(Grey Spider Press) $45
When someone you love departs in death, it is difficult to know how to describe the sudden distance between you and that person. The most common response is to describe it in spatial terms: he "passed over;" she "went to a better place." It is as if the person who died has been exiled, but the person left behind has also been exiled. Death creates two exiles; there is no home country in between the states of life and death.
In Excerpts from a Family Medical Dictionary, Rebecca Brown describes her mother's death as a long journey. There is no one moment when the death comes--whoosh--there is no solace of spiritual release. There is only a drawn-out, agonizing decline, mapped in abrupt diagnoses, in sudden remissions, in awkward expressions of love. Brown and her brother and sister are there to help their mother through the end, are guides trying to imagine the next country over, a country they haven't yet seen but can only glean through the telescope of their mother's suddenly supernatural vision:
One morning she awoke with a start. She sat straight up in bed and said, "Is everything ready?"
My brother and I were with her. We'd been watching her sleep. Her skin was shiny, her eyes were bright, her hands were scrabbling across the sheet....
"Yeah," my brother said. "Everything's ready, Mom."
"Oh good." She sounded relieved. When she lay back against the pillows she looked old again.
Part of this "getting ready" for departure involves putting everything in some semblance of order, and Brown uses the format of a dictionary to help with this. Each small section of the book is prefaced by the definition of a word. All of these words are straightforward medical terms--"chemotherapy: the treatment of infection or disease by doses of chemical drugs"; "hypnophobia: an irrational fear of sleep"--that, in context, shed their cold clinical skins and take on a heated double meaning.
The short pieces that follow these definitions also work as definitions, albeit very personal ones. That they are "excerpts" suggests that the narrative is sculpted out of a larger volume, perhaps selecting only those definitions particular to the story at hand. The stories define, for example, hypnophobia as particular to Brown's mother:
One night she dreamt that she was falling up.

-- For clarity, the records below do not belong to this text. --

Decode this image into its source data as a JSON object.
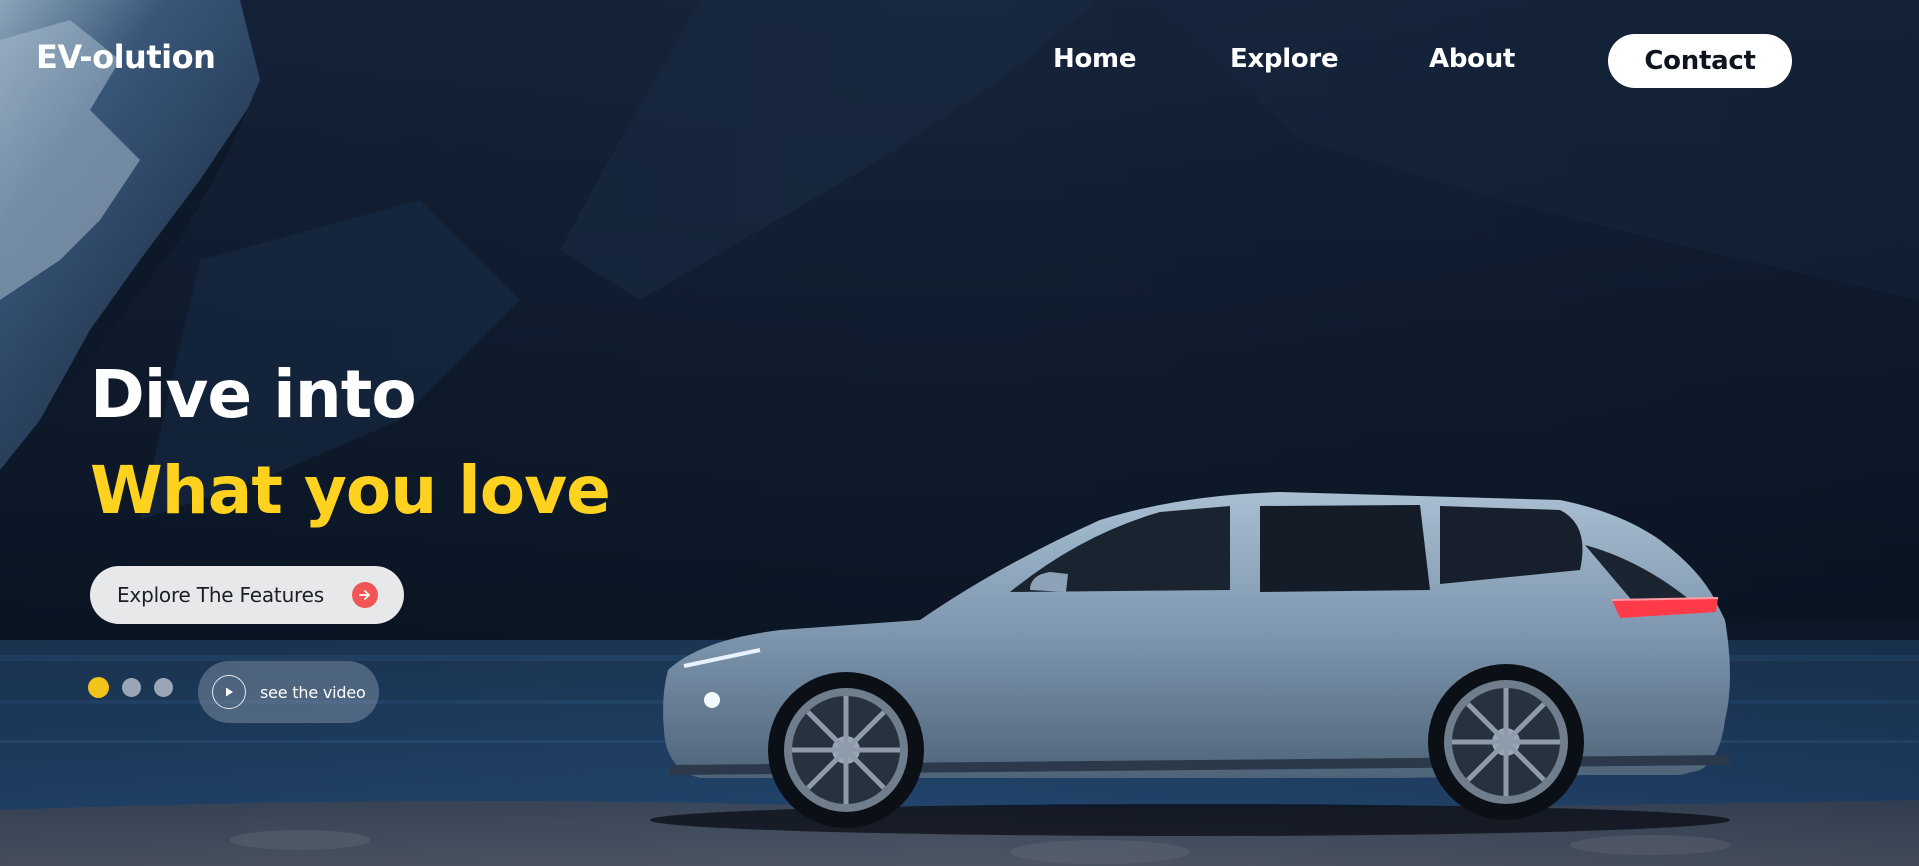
{
  "nav": {
    "logo": "EV-olution",
    "links": [
      {
        "label": "Home"
      },
      {
        "label": "Explore"
      },
      {
        "label": "About"
      }
    ],
    "contact_label": "Contact"
  },
  "hero": {
    "headline_line1": "Dive into",
    "headline_line2": "What you love",
    "cta_label": "Explore The Features",
    "video_label": "see the video",
    "slides": {
      "count": 3,
      "active": 0
    }
  },
  "icons": {
    "cta_icon": "arrow-right-icon",
    "video_icon": "play-icon"
  },
  "colors": {
    "accent_yellow": "#ffd21f",
    "cta_arrow_red": "#f25555",
    "slide_dot_active": "#f2c318",
    "slide_dot_inactive": "#9aa6b5"
  }
}
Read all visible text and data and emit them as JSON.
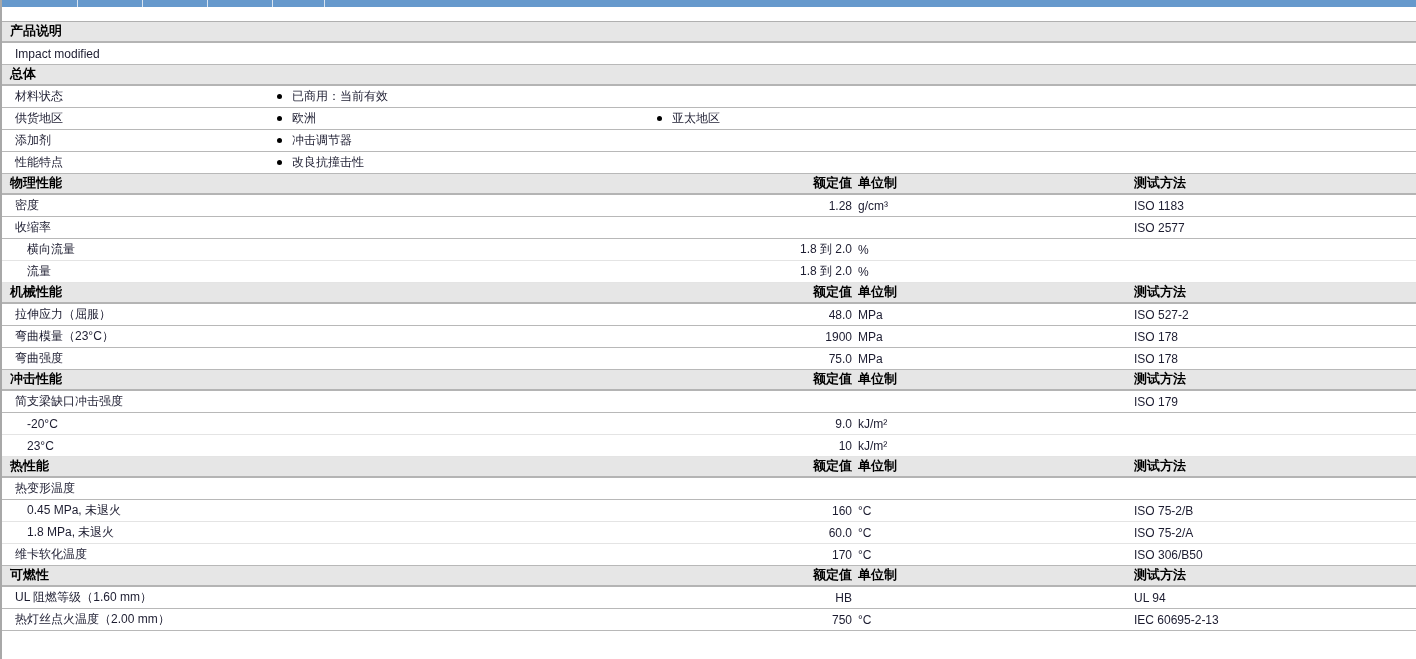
{
  "sections": [
    {
      "kind": "text",
      "title": "产品说明",
      "rows": [
        {
          "text": "Impact modified"
        }
      ]
    },
    {
      "kind": "list",
      "title": "总体",
      "rows": [
        {
          "label": "材料状态",
          "items": [
            "已商用：当前有效"
          ]
        },
        {
          "label": "供货地区",
          "items": [
            "欧洲",
            "亚太地区"
          ]
        },
        {
          "label": "添加剂",
          "items": [
            "冲击调节器"
          ]
        },
        {
          "label": "性能特点",
          "items": [
            "改良抗撞击性"
          ]
        }
      ]
    },
    {
      "kind": "props",
      "title": "物理性能",
      "headers": {
        "value": "额定值",
        "unit": "单位制",
        "method": "测试方法"
      },
      "rows": [
        {
          "label": "密度",
          "value": "1.28",
          "unit": "g/cm³",
          "method": "ISO 1183"
        },
        {
          "label": "收缩率",
          "method": "ISO 2577",
          "children": [
            {
              "label": "横向流量",
              "value": "1.8 到  2.0",
              "unit": "%"
            },
            {
              "label": "流量",
              "value": "1.8 到  2.0",
              "unit": "%"
            }
          ]
        }
      ]
    },
    {
      "kind": "props",
      "title": "机械性能",
      "headers": {
        "value": "额定值",
        "unit": "单位制",
        "method": "测试方法"
      },
      "rows": [
        {
          "label": "拉伸应力（屈服）",
          "value": "48.0",
          "unit": "MPa",
          "method": "ISO 527-2"
        },
        {
          "label": "弯曲模量（23°C）",
          "value": "1900",
          "unit": "MPa",
          "method": "ISO 178"
        },
        {
          "label": "弯曲强度",
          "value": "75.0",
          "unit": "MPa",
          "method": "ISO 178"
        }
      ]
    },
    {
      "kind": "props",
      "title": "冲击性能",
      "headers": {
        "value": "额定值",
        "unit": "单位制",
        "method": "测试方法"
      },
      "rows": [
        {
          "label": "简支梁缺口冲击强度",
          "method": "ISO 179",
          "children": [
            {
              "label": "-20°C",
              "value": "9.0",
              "unit": "kJ/m²"
            },
            {
              "label": "23°C",
              "value": "10",
              "unit": "kJ/m²"
            }
          ]
        }
      ]
    },
    {
      "kind": "props",
      "title": "热性能",
      "headers": {
        "value": "额定值",
        "unit": "单位制",
        "method": "测试方法"
      },
      "rows": [
        {
          "label": "热变形温度",
          "children": [
            {
              "label": "0.45 MPa, 未退火",
              "value": "160",
              "unit": "°C",
              "method": "ISO 75-2/B"
            },
            {
              "label": "1.8 MPa, 未退火",
              "value": "60.0",
              "unit": "°C",
              "method": "ISO 75-2/A"
            }
          ]
        },
        {
          "label": "维卡软化温度",
          "value": "170",
          "unit": "°C",
          "method": "ISO 306/B50"
        }
      ]
    },
    {
      "kind": "props",
      "title": "可燃性",
      "headers": {
        "value": "额定值",
        "unit": "单位制",
        "method": "测试方法"
      },
      "rows": [
        {
          "label": "UL 阻燃等级（1.60 mm）",
          "value": "HB",
          "method": "UL 94"
        },
        {
          "label": "热灯丝点火温度（2.00 mm）",
          "value": "750",
          "unit": "°C",
          "method": "IEC 60695-2-13"
        }
      ]
    }
  ]
}
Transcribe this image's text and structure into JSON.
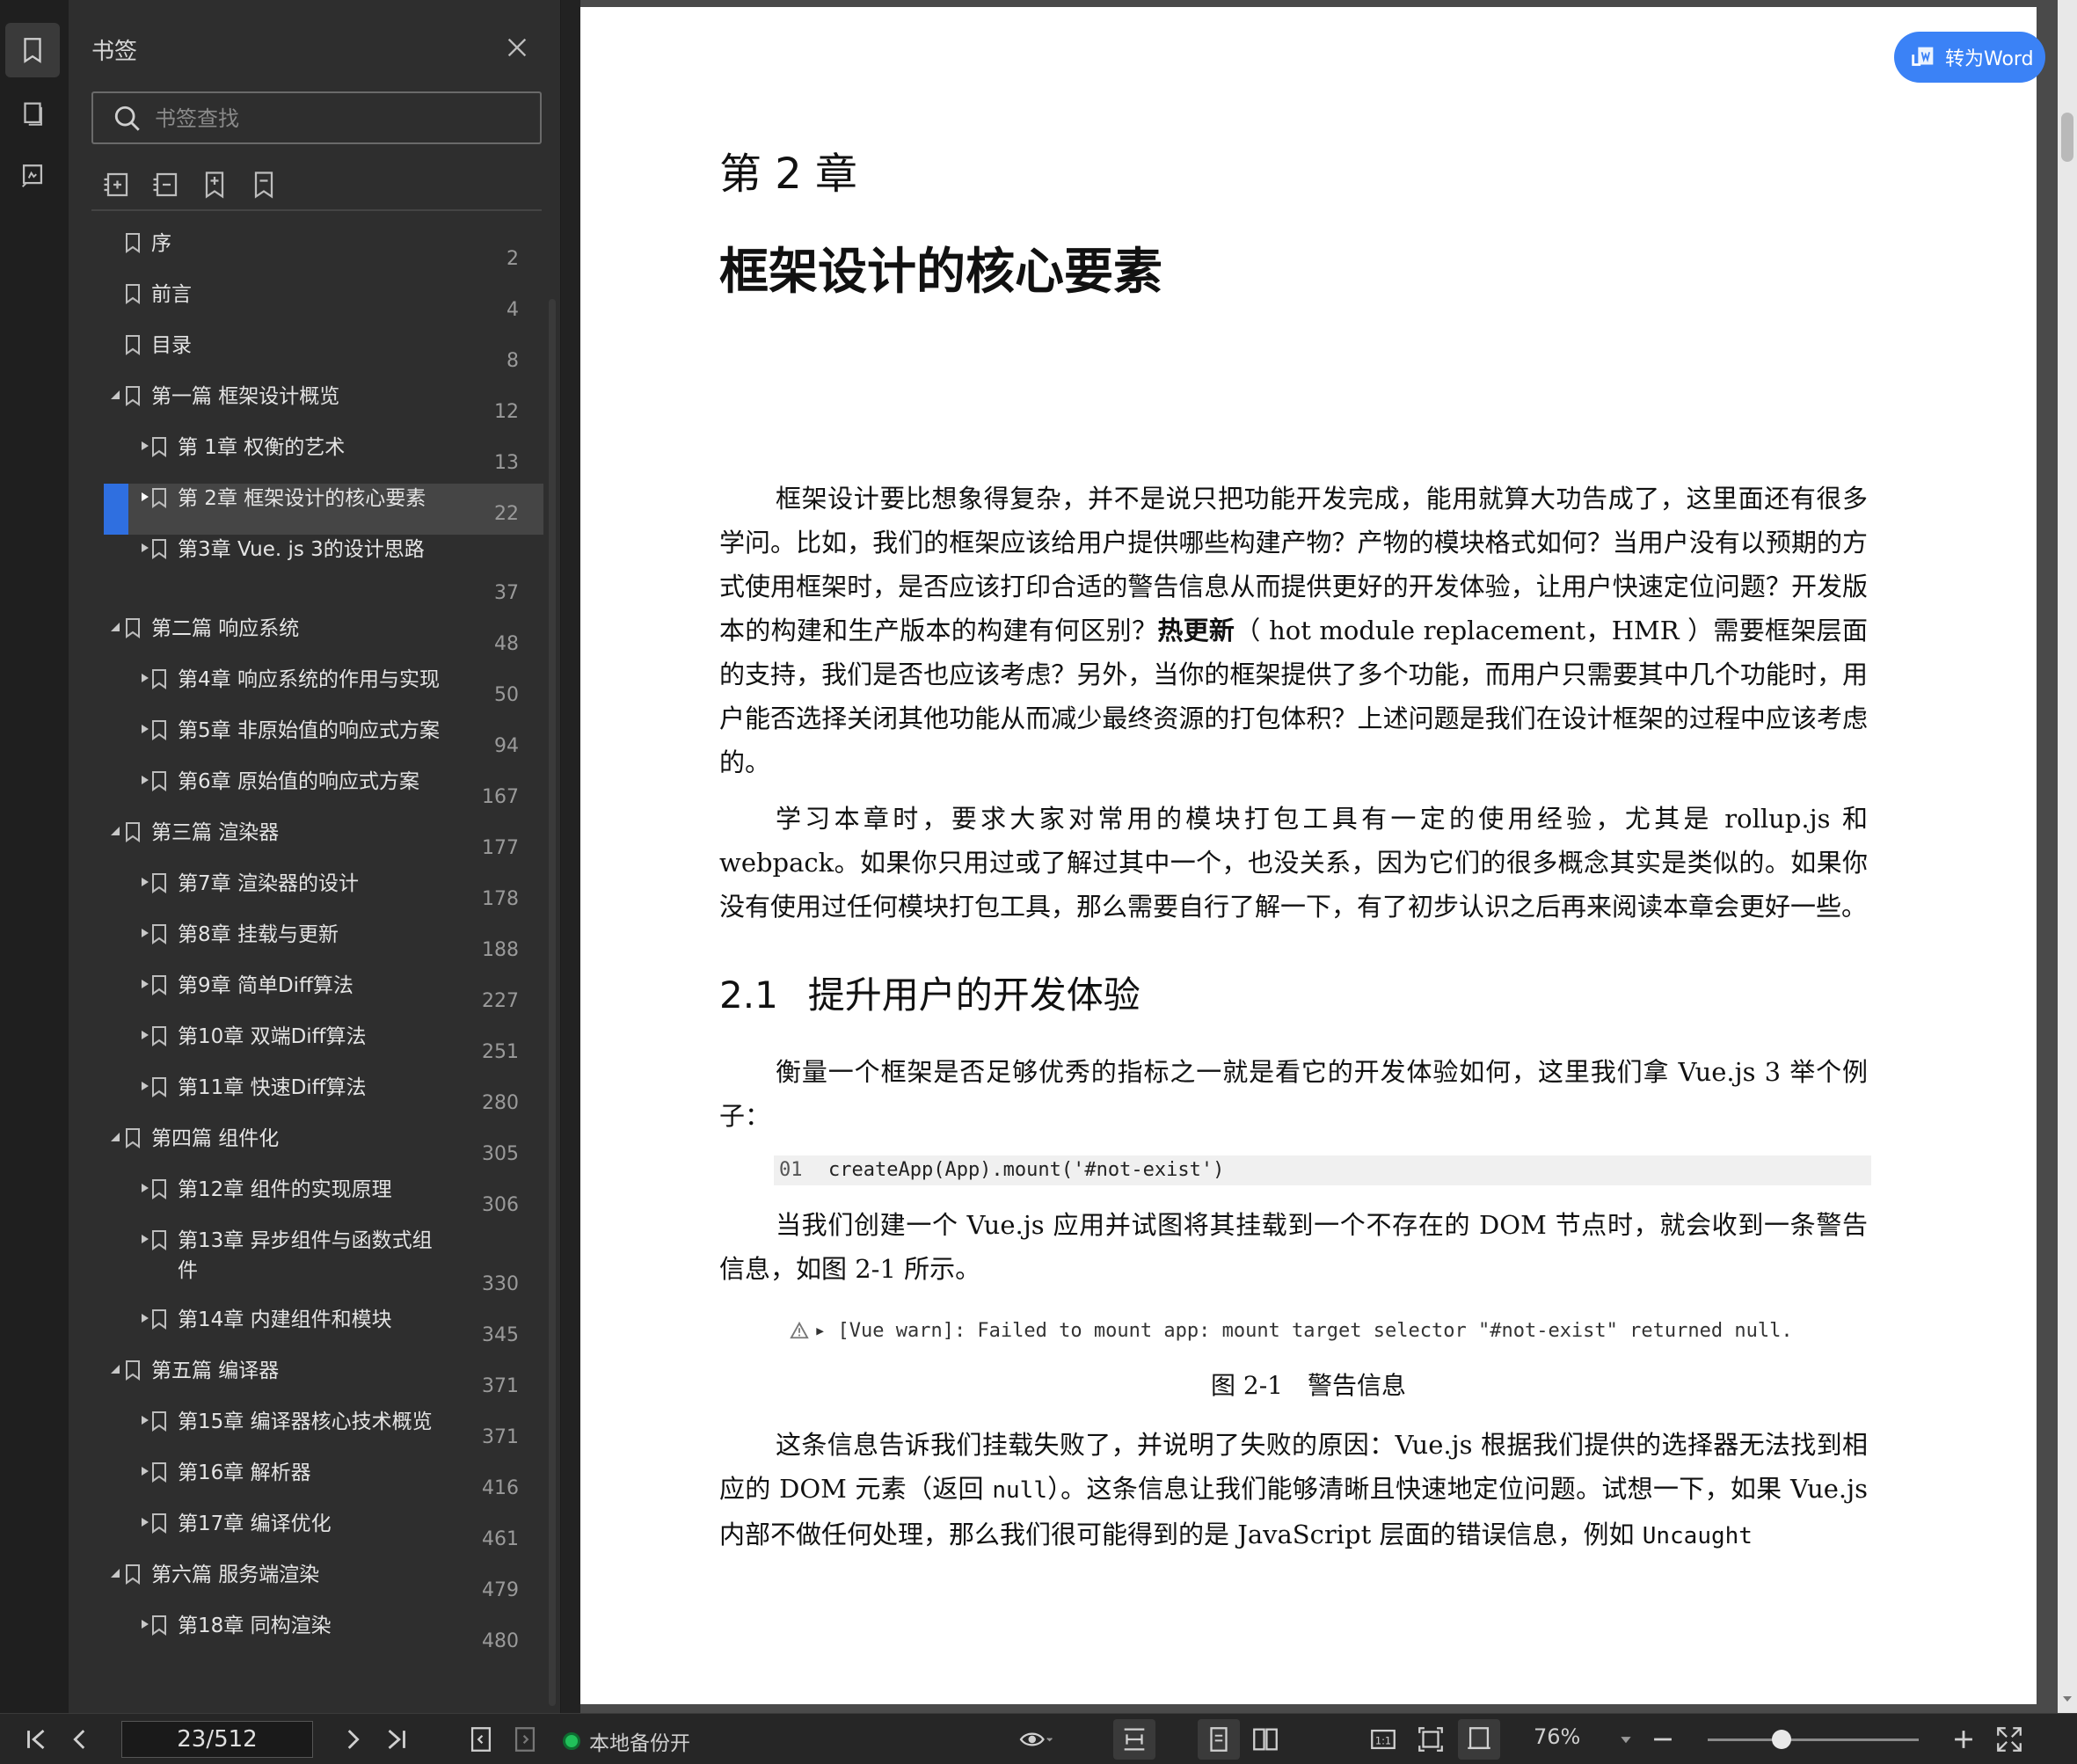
{
  "sidebar_panel": {
    "title": "书签",
    "search_placeholder": "书签查找",
    "items": [
      {
        "label": "序",
        "page": "2",
        "level": 0,
        "has_arrow": false
      },
      {
        "label": "前言",
        "page": "4",
        "level": 0,
        "has_arrow": false
      },
      {
        "label": "目录",
        "page": "8",
        "level": 0,
        "has_arrow": false
      },
      {
        "label": "第一篇 框架设计概览",
        "page": "12",
        "level": 0,
        "has_arrow": true,
        "expanded": true
      },
      {
        "label": "第 1章 权衡的艺术",
        "page": "13",
        "level": 1,
        "has_arrow": true
      },
      {
        "label": "第 2章 框架设计的核心要素",
        "page": "22",
        "level": 1,
        "has_arrow": true,
        "selected": true
      },
      {
        "label": "第3章 Vue. js 3的设计思路",
        "page": "37",
        "level": 1,
        "has_arrow": true
      },
      {
        "label": "第二篇 响应系统",
        "page": "48",
        "level": 0,
        "has_arrow": true,
        "expanded": true
      },
      {
        "label": "第4章 响应系统的作用与实现",
        "page": "50",
        "level": 1,
        "has_arrow": true
      },
      {
        "label": "第5章 非原始值的响应式方案",
        "page": "94",
        "level": 1,
        "has_arrow": true
      },
      {
        "label": "第6章 原始值的响应式方案",
        "page": "167",
        "level": 1,
        "has_arrow": true
      },
      {
        "label": "第三篇 渲染器",
        "page": "177",
        "level": 0,
        "has_arrow": true,
        "expanded": true
      },
      {
        "label": "第7章 渲染器的设计",
        "page": "178",
        "level": 1,
        "has_arrow": true
      },
      {
        "label": "第8章 挂载与更新",
        "page": "188",
        "level": 1,
        "has_arrow": true
      },
      {
        "label": "第9章 简单Diff算法",
        "page": "227",
        "level": 1,
        "has_arrow": true
      },
      {
        "label": "第10章 双端Diff算法",
        "page": "251",
        "level": 1,
        "has_arrow": true
      },
      {
        "label": "第11章 快速Diff算法",
        "page": "280",
        "level": 1,
        "has_arrow": true
      },
      {
        "label": "第四篇 组件化",
        "page": "305",
        "level": 0,
        "has_arrow": true,
        "expanded": true
      },
      {
        "label": "第12章 组件的实现原理",
        "page": "306",
        "level": 1,
        "has_arrow": true
      },
      {
        "label": "第13章 异步组件与函数式组件",
        "page": "330",
        "level": 1,
        "has_arrow": true
      },
      {
        "label": "第14章 内建组件和模块",
        "page": "345",
        "level": 1,
        "has_arrow": true
      },
      {
        "label": "第五篇 编译器",
        "page": "371",
        "level": 0,
        "has_arrow": true,
        "expanded": true
      },
      {
        "label": "第15章 编译器核心技术概览",
        "page": "371",
        "level": 1,
        "has_arrow": true
      },
      {
        "label": "第16章 解析器",
        "page": "416",
        "level": 1,
        "has_arrow": true
      },
      {
        "label": "第17章 编译优化",
        "page": "461",
        "level": 1,
        "has_arrow": true
      },
      {
        "label": "第六篇 服务端渲染",
        "page": "479",
        "level": 0,
        "has_arrow": true,
        "expanded": true
      },
      {
        "label": "第18章 同构渲染",
        "page": "480",
        "level": 1,
        "has_arrow": true
      }
    ]
  },
  "document": {
    "to_word_label": "转为Word",
    "chapter_number": "第 2 章",
    "chapter_title": "框架设计的核心要素",
    "para1_a": "框架设计要比想象得复杂，并不是说只把功能开发完成，能用就算大功告成了，这里面还有很多学问。比如，我们的框架应该给用户提供哪些构建产物？产物的模块格式如何？当用户没有以预期的方式使用框架时，是否应该打印合适的警告信息从而提供更好的开发体验，让用户快速定位问题？开发版本的构建和生产版本的构建有何区别？",
    "para1_bold": "热更新",
    "para1_b": "（ hot module replacement，HMR ）需要框架层面的支持，我们是否也应该考虑？另外，当你的框架提供了多个功能，而用户只需要其中几个功能时，用户能否选择关闭其他功能从而减少最终资源的打包体积？上述问题是我们在设计框架的过程中应该考虑的。",
    "para2": "学习本章时，要求大家对常用的模块打包工具有一定的使用经验，尤其是 rollup.js 和 webpack。如果你只用过或了解过其中一个，也没关系，因为它们的很多概念其实是类似的。如果你没有使用过任何模块打包工具，那么需要自行了解一下，有了初步认识之后再来阅读本章会更好一些。",
    "section_number": "2.1",
    "section_title": "提升用户的开发体验",
    "para3": "衡量一个框架是否足够优秀的指标之一就是看它的开发体验如何，这里我们拿 Vue.js 3 举个例子：",
    "code_line_no": "01",
    "code_line": "createApp(App).mount('#not-exist')",
    "para4": "当我们创建一个 Vue.js 应用并试图将其挂载到一个不存在的 DOM 节点时，就会收到一条警告信息，如图 2-1 所示。",
    "warn_text": "▸ [Vue warn]: Failed to mount app: mount target selector \"#not-exist\" returned null.",
    "figure_caption": "图 2-1　警告信息",
    "para5_a": "这条信息告诉我们挂载失败了，并说明了失败的原因：Vue.js 根据我们提供的选择器无法找到相应的 DOM 元素（返回 ",
    "para5_code": "null",
    "para5_b": "）。这条信息让我们能够清晰且快速地定位问题。试想一下，如果 Vue.js 内部不做任何处理，那么我们很可能得到的是 JavaScript 层面的错误信息，例如 ",
    "para5_code2": "Uncaught"
  },
  "status_bar": {
    "page_value": "23/512",
    "backup_label": "本地备份开",
    "zoom_label": "76%",
    "zoom_fraction": 0.35
  },
  "colors": {
    "accent": "#2f6fe0",
    "to_word": "#3b82f6",
    "backup_dot": "#21c05a"
  }
}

"The ceiling was covered with flowers and I was falling up into them," she said. She said the flowers were white and pretty colored and they smelled clean and sweet but she was afraid. Something was pulling her, lifting her up.
After this dream she was afraid to sleep.
Brown's stories-as-definitions effectively illustrate how real life burgeons out of its vocabulary. In fact, the restraint of the form begins to strain against itself, like a spirit might strain against skin. The book as container becomes uncomfortably close; a bandage. The small-press publisher Grey Spider Press does an admirable job of subtly conveying this through the design, created by C. Christopher Stern and Jules Remedios Faye. The book is tall and relatively skinny. It looks like an old, old textbook, but also uncomfortably like a grave marker of some sort. The cover material is thick and bulky. It feels like a paper bandage. Inside, the medical-red title text looks violent against the creamy white pages. The book is surprisingly heavy. It is a somber, strong volume.
Brown, whose previous books have also explored themes of death (The Gifts of the Body) as well as structural devices (The Dogs: A Modern Bestiary), attends to the real-life transcription of her mother's death with tenderness and honesty. She does not dress the story up in the flowery language with which we usually bedeck sadness; neither does she strip away her sentimentality. She travels carefully, trying to remember her landmarks. And when she comes to recognize the direction in which she travels, she begins to prepare for a very long exile.